If you are using woody stems, slit them, score them with an x, or smash them with a hammer at their base to allow the stems to absorb more water. Shrubs, blossoming branches, chrysanthemums, and roses all qualify as woody.

The stems of spring bulbs like tulips and hyacinths may have a white portion that doesn’t absorb water, so trim this off. Narcissi (daffodils) exude a slimy sap after cutting. Change the water repeatedly before arranging.

Many soft-stemmed plants benefit from a hot-water dip. This method damages the cell walls of stems and allows the cut flower to take up water. Dip about 10 percent of the stem length for about twenty seconds in freshly boiled water, being careful not to steam yourself or the flower. I keep an electric kettle in my studio for opium poppies, Cerinthe, and euphorbias. You can try this method with wilted roses, too, adding a teaspoon of sugar to the water they rest in after searing. In a few hours, they may revive.

Another method for quickly treating sappy stems is to burn them. This damages the stem so it can absorb water and also seals it off, preventing wilting. If I have a small number of Icelandic poppies, I’ll simply sear the stems with a barbecue lighter. Flower farmers use propane blowtorches. Just run the flame along the lower portion of the stem until it goes semi-transparent and the sap bubbles and burns a bit at the cut end of the stem.

Foliage can be revived just as you might lettuce for a salad. Place the leaves in a cool bath, then shake off excess water and store them at a low temperature to perk.

After whatever special treatment you’ve doled out (the requirements of each type of flower can be a bit intimidating, but you learn them over time), leave your flowers to rest in deep water, in a cool place away from direct sunlight. Try to leave them for a few hours or overnight before arranging.

Carefully top up your vessel with water after arranging; use a small watering can for fitting in between stems.

Remember to keep your arrangement away from sun and heat.

Keeping Flowers Fresh

Every living thing carries a microbiome, flowers included. In vase water, bacteria propagate, feeding off their primary food source—the cut ends of stems. The stems degrade eventually (giving old vase water that special swampy stench), but before that point the bacteria clog your plant’s stem capillaries, preventing them from taking up water and shortening the vase life of your flowers. This is why freshly cutting stems is often recommended to prolong the life of flowers.

I religiously change water daily and advise my customers to do the same. If the water can’t be poured out easily, just run fresh water into the flowers to flush.

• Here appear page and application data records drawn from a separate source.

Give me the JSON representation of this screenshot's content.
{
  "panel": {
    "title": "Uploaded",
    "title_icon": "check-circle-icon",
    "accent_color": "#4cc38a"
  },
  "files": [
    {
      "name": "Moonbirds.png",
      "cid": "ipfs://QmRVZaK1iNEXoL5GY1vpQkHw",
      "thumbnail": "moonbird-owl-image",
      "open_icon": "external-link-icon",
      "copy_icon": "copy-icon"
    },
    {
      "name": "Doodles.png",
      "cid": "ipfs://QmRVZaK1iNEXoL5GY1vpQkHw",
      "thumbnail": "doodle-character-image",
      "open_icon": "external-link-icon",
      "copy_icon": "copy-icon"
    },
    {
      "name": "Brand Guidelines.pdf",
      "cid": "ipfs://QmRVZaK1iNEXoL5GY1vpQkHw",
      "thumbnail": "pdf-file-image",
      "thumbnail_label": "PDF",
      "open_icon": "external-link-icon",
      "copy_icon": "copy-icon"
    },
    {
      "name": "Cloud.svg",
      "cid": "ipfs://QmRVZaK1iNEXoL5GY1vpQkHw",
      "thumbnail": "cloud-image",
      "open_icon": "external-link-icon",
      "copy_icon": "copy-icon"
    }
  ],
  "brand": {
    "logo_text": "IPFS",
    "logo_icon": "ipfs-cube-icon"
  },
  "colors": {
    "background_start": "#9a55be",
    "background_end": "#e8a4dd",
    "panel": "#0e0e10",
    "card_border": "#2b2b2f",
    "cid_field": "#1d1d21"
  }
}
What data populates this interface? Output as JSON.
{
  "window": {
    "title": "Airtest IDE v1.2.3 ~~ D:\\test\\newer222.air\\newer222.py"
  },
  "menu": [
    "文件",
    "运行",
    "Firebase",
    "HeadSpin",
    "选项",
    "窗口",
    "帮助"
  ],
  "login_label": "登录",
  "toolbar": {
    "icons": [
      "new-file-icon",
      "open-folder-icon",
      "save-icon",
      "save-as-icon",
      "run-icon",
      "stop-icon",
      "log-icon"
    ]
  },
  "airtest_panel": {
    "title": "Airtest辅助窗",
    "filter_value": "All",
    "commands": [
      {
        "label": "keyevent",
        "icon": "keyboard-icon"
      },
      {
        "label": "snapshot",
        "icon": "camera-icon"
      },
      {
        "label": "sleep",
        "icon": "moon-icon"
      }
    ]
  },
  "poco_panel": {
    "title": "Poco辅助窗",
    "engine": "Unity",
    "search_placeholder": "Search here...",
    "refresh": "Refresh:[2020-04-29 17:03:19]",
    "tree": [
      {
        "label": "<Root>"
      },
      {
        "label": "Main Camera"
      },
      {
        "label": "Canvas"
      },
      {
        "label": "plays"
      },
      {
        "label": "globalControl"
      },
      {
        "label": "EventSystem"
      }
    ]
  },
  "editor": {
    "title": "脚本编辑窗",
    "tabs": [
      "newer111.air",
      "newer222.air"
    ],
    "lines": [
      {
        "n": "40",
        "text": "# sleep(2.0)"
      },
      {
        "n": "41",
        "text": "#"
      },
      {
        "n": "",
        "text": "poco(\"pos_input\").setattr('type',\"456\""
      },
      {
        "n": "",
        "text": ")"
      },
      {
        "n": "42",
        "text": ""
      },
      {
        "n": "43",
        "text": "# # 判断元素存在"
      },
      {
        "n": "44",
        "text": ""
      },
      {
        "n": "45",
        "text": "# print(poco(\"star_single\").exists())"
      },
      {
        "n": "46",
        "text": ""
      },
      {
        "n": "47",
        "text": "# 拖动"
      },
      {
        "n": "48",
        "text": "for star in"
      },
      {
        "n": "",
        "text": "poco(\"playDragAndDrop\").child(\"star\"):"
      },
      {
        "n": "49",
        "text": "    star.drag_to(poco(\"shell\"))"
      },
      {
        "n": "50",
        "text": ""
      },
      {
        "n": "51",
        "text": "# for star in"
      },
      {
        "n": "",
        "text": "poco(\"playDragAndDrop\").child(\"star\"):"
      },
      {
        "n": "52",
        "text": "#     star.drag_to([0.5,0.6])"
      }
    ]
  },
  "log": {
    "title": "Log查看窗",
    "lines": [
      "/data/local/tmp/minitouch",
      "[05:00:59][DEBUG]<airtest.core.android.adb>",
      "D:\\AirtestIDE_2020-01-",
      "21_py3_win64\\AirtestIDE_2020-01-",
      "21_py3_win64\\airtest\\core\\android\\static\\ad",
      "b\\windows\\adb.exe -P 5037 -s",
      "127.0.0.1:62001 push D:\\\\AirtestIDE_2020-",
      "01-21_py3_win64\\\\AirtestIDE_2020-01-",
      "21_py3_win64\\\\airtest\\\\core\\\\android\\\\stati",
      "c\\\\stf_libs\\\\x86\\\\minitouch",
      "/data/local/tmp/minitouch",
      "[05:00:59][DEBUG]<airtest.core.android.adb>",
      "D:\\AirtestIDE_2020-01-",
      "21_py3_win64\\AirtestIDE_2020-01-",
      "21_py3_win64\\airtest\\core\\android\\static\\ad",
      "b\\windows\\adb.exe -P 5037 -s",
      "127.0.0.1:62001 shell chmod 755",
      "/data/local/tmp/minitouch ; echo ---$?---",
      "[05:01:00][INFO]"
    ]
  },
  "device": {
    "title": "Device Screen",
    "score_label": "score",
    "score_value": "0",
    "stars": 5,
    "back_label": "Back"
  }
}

Additives can also help. Sarah Raven advises, “What cut flowers need is a balance of sugars that can be utilized for metabolism, a substance to raise the acidity of the water and an antibacterial agent. Commercial sachets of cut-flower food contain agents for all three.”

If you don’t have “flower powder” or if you eschew plastic packages or those mysterious substances known as “agents,” you can, as Raven suggests, improvise with a teaspoon of sugar and a couple drops of bleach. I’ve also heard vodka can work to slow the growth of bacteria.

If I seem reluctant to advocate specific products or potions, it’s because each type of flower has its own response to various substances (astilbes, aye to alcohol; Asclepias, yea to sugar), and the level of detail involved in itemizing who loves what could crush your enthusiasm. If, however, you’re one of those conscientious people who like to be armed with all the facts, seek out “Conditioning Flowers,” a wonderful flower-by-flower online list of management and care compiled by the garden club of Brookfield, Connecticut. Sarah Raven also offers detailed advice in her now-classic 1996 book “The Cutting Garden”. I highly recommend it.

Excerpted from Cultivated by Christin Geall, published by Princeton Architectural Press. Reprinted with permission. All other rights reserved.